Work instructions
Each line with the string "desc" is to be copied from the records below.

[Dataset entries]
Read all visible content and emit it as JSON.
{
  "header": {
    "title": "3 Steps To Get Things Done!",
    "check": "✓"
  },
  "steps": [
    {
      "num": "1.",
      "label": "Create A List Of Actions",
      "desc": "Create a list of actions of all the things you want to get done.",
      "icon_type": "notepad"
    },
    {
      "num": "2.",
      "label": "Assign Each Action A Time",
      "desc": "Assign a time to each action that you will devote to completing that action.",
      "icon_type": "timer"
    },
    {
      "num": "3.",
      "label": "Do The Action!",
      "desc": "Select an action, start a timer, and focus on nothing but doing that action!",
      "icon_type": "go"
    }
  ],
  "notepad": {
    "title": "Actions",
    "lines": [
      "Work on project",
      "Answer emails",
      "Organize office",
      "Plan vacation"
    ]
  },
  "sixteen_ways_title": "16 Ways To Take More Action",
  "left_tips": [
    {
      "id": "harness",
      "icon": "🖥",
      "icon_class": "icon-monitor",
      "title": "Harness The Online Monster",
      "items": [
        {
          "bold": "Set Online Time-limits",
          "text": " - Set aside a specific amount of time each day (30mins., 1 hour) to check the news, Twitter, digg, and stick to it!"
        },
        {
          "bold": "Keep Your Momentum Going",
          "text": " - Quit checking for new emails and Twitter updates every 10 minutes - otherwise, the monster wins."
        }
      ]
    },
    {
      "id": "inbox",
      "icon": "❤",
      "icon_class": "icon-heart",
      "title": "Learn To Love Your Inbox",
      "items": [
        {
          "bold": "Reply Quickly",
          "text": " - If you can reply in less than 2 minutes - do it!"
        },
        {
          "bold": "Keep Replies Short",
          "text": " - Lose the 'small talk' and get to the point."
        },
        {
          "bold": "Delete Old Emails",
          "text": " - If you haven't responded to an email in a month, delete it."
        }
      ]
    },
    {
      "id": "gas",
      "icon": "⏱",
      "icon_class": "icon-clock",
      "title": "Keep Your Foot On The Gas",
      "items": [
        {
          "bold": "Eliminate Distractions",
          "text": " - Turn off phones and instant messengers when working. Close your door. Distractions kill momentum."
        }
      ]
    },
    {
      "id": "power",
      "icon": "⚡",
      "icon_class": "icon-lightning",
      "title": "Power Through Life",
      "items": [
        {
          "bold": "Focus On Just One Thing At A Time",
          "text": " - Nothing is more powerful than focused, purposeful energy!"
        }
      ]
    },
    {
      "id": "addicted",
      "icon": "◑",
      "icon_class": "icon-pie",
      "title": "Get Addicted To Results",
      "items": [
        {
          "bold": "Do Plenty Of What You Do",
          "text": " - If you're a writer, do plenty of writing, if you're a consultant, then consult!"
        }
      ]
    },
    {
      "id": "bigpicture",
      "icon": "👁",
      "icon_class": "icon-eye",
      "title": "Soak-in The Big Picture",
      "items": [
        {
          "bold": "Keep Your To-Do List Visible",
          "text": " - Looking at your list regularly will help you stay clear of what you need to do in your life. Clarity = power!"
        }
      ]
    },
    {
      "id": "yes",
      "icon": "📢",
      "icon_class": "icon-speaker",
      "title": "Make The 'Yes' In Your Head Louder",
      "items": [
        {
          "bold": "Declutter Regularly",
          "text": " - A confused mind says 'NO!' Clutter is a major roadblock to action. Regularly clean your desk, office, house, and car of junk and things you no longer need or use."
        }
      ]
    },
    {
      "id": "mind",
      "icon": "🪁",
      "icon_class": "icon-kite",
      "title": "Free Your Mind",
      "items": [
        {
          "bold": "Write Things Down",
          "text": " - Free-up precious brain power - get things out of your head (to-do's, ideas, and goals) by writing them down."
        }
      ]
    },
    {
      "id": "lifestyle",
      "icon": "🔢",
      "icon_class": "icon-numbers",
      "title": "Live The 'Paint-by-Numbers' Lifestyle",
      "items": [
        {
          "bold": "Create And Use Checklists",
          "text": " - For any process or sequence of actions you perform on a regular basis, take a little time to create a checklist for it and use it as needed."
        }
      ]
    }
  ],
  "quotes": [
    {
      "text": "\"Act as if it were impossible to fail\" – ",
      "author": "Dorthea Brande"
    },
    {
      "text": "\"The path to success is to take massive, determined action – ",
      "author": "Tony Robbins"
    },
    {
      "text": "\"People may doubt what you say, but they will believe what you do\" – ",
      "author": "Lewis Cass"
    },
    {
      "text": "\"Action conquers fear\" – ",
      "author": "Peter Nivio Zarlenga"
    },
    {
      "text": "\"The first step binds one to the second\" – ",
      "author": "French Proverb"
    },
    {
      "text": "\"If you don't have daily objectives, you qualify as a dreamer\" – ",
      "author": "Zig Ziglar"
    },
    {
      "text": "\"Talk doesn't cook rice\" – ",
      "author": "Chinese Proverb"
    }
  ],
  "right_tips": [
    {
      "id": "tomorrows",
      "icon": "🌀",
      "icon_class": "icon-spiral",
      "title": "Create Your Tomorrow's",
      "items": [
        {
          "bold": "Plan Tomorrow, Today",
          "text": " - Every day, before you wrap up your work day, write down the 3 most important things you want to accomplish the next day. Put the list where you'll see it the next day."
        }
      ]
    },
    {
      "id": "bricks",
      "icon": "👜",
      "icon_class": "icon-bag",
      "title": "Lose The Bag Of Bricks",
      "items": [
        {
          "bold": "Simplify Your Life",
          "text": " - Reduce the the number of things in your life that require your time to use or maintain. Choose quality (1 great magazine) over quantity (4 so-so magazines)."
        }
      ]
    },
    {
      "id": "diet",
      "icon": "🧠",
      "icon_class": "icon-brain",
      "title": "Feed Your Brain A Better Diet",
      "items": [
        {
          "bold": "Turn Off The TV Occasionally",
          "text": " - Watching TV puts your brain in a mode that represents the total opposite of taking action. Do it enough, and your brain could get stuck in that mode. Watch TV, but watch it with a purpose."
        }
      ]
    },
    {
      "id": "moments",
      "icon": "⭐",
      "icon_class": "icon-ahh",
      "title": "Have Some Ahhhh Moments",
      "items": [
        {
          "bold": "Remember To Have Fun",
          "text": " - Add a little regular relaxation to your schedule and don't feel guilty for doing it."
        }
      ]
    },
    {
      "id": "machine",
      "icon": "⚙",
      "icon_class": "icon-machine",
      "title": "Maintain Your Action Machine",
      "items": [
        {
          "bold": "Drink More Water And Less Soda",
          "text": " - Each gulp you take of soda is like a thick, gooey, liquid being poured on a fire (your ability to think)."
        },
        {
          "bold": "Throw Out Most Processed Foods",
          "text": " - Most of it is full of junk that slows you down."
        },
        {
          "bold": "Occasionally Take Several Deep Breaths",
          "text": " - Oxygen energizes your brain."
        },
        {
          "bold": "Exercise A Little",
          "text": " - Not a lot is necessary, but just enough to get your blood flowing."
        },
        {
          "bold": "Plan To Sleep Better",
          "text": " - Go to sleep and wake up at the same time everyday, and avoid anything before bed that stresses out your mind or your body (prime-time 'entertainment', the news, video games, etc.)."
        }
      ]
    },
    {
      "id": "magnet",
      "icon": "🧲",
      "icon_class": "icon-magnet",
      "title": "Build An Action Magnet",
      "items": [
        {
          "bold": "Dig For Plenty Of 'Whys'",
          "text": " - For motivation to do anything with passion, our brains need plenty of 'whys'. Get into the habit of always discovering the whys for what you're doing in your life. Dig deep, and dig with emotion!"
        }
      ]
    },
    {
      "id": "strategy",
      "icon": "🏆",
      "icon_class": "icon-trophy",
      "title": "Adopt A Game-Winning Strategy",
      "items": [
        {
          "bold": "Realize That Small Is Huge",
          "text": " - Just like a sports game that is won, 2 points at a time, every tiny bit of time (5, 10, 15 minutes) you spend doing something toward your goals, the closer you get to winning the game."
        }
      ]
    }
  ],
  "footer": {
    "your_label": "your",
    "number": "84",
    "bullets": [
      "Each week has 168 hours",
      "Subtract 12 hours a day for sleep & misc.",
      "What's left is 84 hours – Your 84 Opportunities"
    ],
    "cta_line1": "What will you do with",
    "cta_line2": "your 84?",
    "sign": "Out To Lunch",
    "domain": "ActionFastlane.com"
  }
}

Finished task
      "desc": "Create a list of actions of all the things you want to get done.",
      "desc": "Assign a time to each action that you will devote to completing that action.",
      "desc": "Select an action, start a timer, and focus on nothing but doing that action!",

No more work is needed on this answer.